Hill's biggest break came in 1994, the year Michael Hill's Blues Mob emerged on the national blues scene with their Alligator Records debut, Bloodlines. Hill and his Blues Mob laid the groundwork for the future of the blues. Living Blues handed Michael Hill's Blues Mob their Critic's Award for Best Debut Album of the Year. Guitar Player called Bloodlines "a cliche-smashing debut." Rolling Stone said that on the album "Hill's Blues Mob smokes with the combined sizzle of Robert Cray, Living Colour and Jimi Hendrix." "Not since Muddy Waters invented electricity," raved the Chicago Sun-Times, "has anyone charted as radical a course for the blues as Michael Hill."
The group's follow-up album, 1996's Have Mercy! , featured another collection of ground-breaking electric blues, at once mind-expanding, soul-satisfying, fun-loving and thoroughly entertaining.
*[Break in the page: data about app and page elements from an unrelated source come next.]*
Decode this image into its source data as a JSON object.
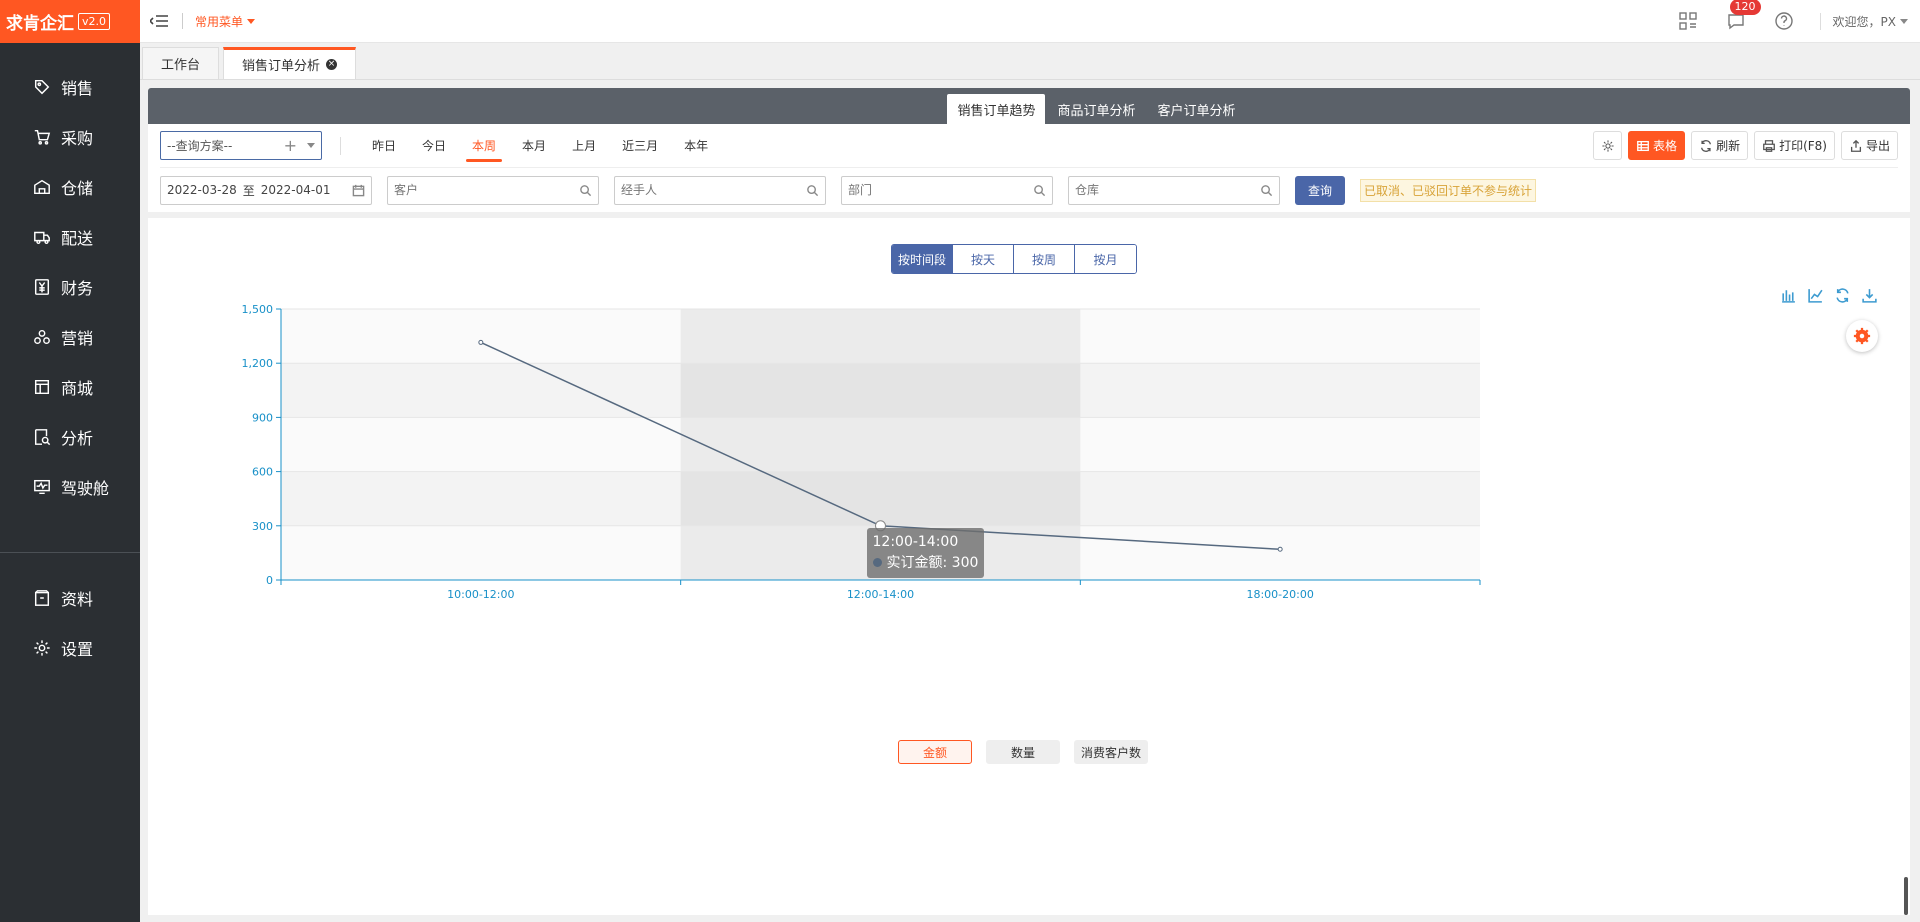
{
  "app": {
    "logo_text": "求肯企汇",
    "version": "v2.0"
  },
  "sidebar": {
    "items": [
      {
        "label": "销售",
        "icon": "tag-icon"
      },
      {
        "label": "采购",
        "icon": "cart-icon"
      },
      {
        "label": "仓储",
        "icon": "warehouse-icon"
      },
      {
        "label": "配送",
        "icon": "truck-icon"
      },
      {
        "label": "财务",
        "icon": "yen-icon"
      },
      {
        "label": "营销",
        "icon": "marketing-icon"
      },
      {
        "label": "商城",
        "icon": "shop-icon"
      },
      {
        "label": "分析",
        "icon": "analysis-icon"
      },
      {
        "label": "驾驶舱",
        "icon": "monitor-icon"
      }
    ],
    "bottom_items": [
      {
        "label": "资料",
        "icon": "archive-icon"
      },
      {
        "label": "设置",
        "icon": "gear-icon"
      }
    ]
  },
  "topbar": {
    "common_menu": "常用菜单",
    "message_count": "120",
    "welcome": "欢迎您，PX"
  },
  "tabs": [
    {
      "label": "工作台",
      "active": false
    },
    {
      "label": "销售订单分析",
      "active": true
    }
  ],
  "subtabs": [
    {
      "label": "销售订单趋势",
      "active": true
    },
    {
      "label": "商品订单分析",
      "active": false
    },
    {
      "label": "客户订单分析",
      "active": false
    }
  ],
  "filters": {
    "scheme_placeholder": "--查询方案--",
    "date_options": [
      {
        "label": "昨日",
        "active": false
      },
      {
        "label": "今日",
        "active": false
      },
      {
        "label": "本周",
        "active": true
      },
      {
        "label": "本月",
        "active": false
      },
      {
        "label": "上月",
        "active": false
      },
      {
        "label": "近三月",
        "active": false
      },
      {
        "label": "本年",
        "active": false
      }
    ],
    "date_start": "2022-03-28",
    "date_sep": "至",
    "date_end": "2022-04-01",
    "customer_placeholder": "客户",
    "handler_placeholder": "经手人",
    "dept_placeholder": "部门",
    "warehouse_placeholder": "仓库",
    "query_label": "查询",
    "notice": "已取消、已驳回订单不参与统计"
  },
  "toolbar": {
    "table_label": "表格",
    "refresh_label": "刷新",
    "print_label": "打印(F8)",
    "export_label": "导出"
  },
  "granularity": [
    {
      "label": "按时间段",
      "active": true
    },
    {
      "label": "按天",
      "active": false
    },
    {
      "label": "按周",
      "active": false
    },
    {
      "label": "按月",
      "active": false
    }
  ],
  "metrics": [
    {
      "label": "金额",
      "active": true
    },
    {
      "label": "数量",
      "active": false
    },
    {
      "label": "消费客户数",
      "active": false
    }
  ],
  "tooltip": {
    "title": "12:00-14:00",
    "series": "实订金额",
    "value": "300"
  },
  "colors": {
    "accent": "#ff5722",
    "primary": "#4a66a8",
    "line": "#56697f",
    "axis": "#1890c8"
  },
  "chart_data": {
    "type": "line",
    "categories": [
      "10:00-12:00",
      "12:00-14:00",
      "18:00-20:00"
    ],
    "series": [
      {
        "name": "实订金额",
        "values": [
          1315,
          300,
          170
        ]
      }
    ],
    "ylim": [
      0,
      1500
    ],
    "yticks": [
      0,
      300,
      600,
      900,
      1200,
      1500
    ],
    "ytick_labels": [
      "0",
      "300",
      "600",
      "900",
      "1,200",
      "1,500"
    ],
    "highlighted_category": "12:00-14:00",
    "grid": true
  }
}
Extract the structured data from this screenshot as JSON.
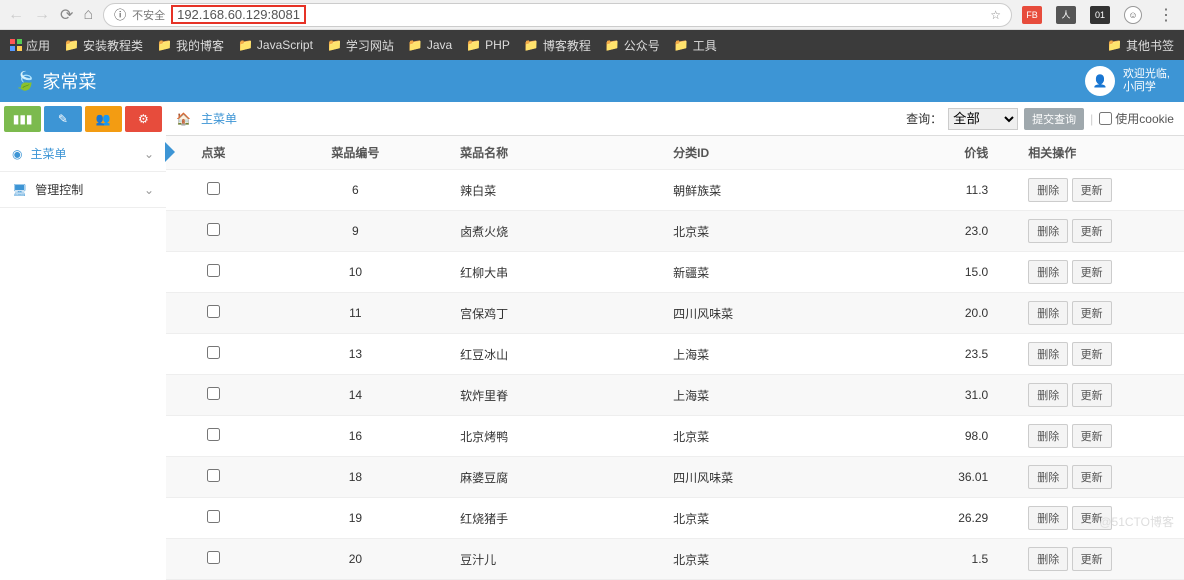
{
  "browser": {
    "insecure_label": "不安全",
    "url": "192.168.60.129:8081",
    "ext1": "FB",
    "ext2": "人",
    "ext3": "01"
  },
  "bookmarks": {
    "apps": "应用",
    "items": [
      "安装教程类",
      "我的博客",
      "JavaScript",
      "学习网站",
      "Java",
      "PHP",
      "博客教程",
      "公众号",
      "工具"
    ],
    "other": "其他书签"
  },
  "app": {
    "title": "家常菜",
    "welcome_line1": "欢迎光临,",
    "welcome_line2": "小同学"
  },
  "breadcrumb": {
    "label": "主菜单"
  },
  "search": {
    "label": "查询：",
    "selected": "全部",
    "submit": "提交查询",
    "cookie_label": "使用cookie"
  },
  "sidebar": {
    "items": [
      {
        "label": "主菜单",
        "icon": "◉",
        "active": true
      },
      {
        "label": "管理控制",
        "icon": "🖥",
        "active": false
      }
    ]
  },
  "table": {
    "headers": {
      "check": "点菜",
      "id": "菜品编号",
      "name": "菜品名称",
      "category": "分类ID",
      "price": "价钱",
      "actions": "相关操作"
    },
    "delete_label": "删除",
    "update_label": "更新",
    "rows": [
      {
        "id": "6",
        "name": "辣白菜",
        "category": "朝鲜族菜",
        "price": "11.3"
      },
      {
        "id": "9",
        "name": "卤煮火烧",
        "category": "北京菜",
        "price": "23.0"
      },
      {
        "id": "10",
        "name": "红柳大串",
        "category": "新疆菜",
        "price": "15.0"
      },
      {
        "id": "11",
        "name": "宫保鸡丁",
        "category": "四川风味菜",
        "price": "20.0"
      },
      {
        "id": "13",
        "name": "红豆冰山",
        "category": "上海菜",
        "price": "23.5"
      },
      {
        "id": "14",
        "name": "软炸里脊",
        "category": "上海菜",
        "price": "31.0"
      },
      {
        "id": "16",
        "name": "北京烤鸭",
        "category": "北京菜",
        "price": "98.0"
      },
      {
        "id": "18",
        "name": "麻婆豆腐",
        "category": "四川风味菜",
        "price": "36.01"
      },
      {
        "id": "19",
        "name": "红烧猪手",
        "category": "北京菜",
        "price": "26.29"
      },
      {
        "id": "20",
        "name": "豆汁儿",
        "category": "北京菜",
        "price": "1.5"
      }
    ]
  },
  "watermark": "@51CTO博客"
}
Once again fans and critics went wild. Featuring another 13 Hill originals, Have Mercy! took the blues storytelling tradition far beyond themes of simple romance. "Big beats, screaming leads and lyrics from the mean streets," said the Pittsburgh Post Gazette. Jazz Times said, "Hill sprays sweet-toned notes with dazzling bravado ... affecting, thoughtful soul." "Hill celebrates the blues form without being shackled to it," said the Washington Post. Even GQ got into the act, declaring, "Hill is a smart, genre-busting guitarist."
Since releasing their two Alligator albums, the band has been tearing up the road. From the Chicago Blues Festival to Australia to Brazil to Scandinavia and throughout Europe to clubs all over the United States (including a jaw-dropping set opening in Chicago for Luther Allison), Michael Hill's Blues Mob never ceases to amaze. "We play every show like it's our last," says Hill. Our goal is to turn the place out and make a great connection with every audience." While not shying away from more serious blues, Hill knows that "the music needs to be fun and bring joy to people. Our shows have always been a celebration. For us it's about groove, dynamics, telling stories and good musicianship. We get the people involved and make sure folks have a good time."
And that's just what Michael Hill's Blues Mob delivers with New York State Of Blues. "For me," says Hill, "the most important thing my music can do is be a healing force and uplift people." Guitar Player described Hill's cutting-edge, radio-friendly sound -- a-guitar-stoked mixture of timeless blues feeling, blistering musicianship and original songs full of passion and humor -- as "kick ass and world class." As the Chicago Reader suggests, "bring your dancing shoes and your thinking cap," because the Blues Mob's infectious music keeps your tail spinning while Hill's tale-spinning and super-charged guitar playing showcases ... the shape of blues to come in the 21st century.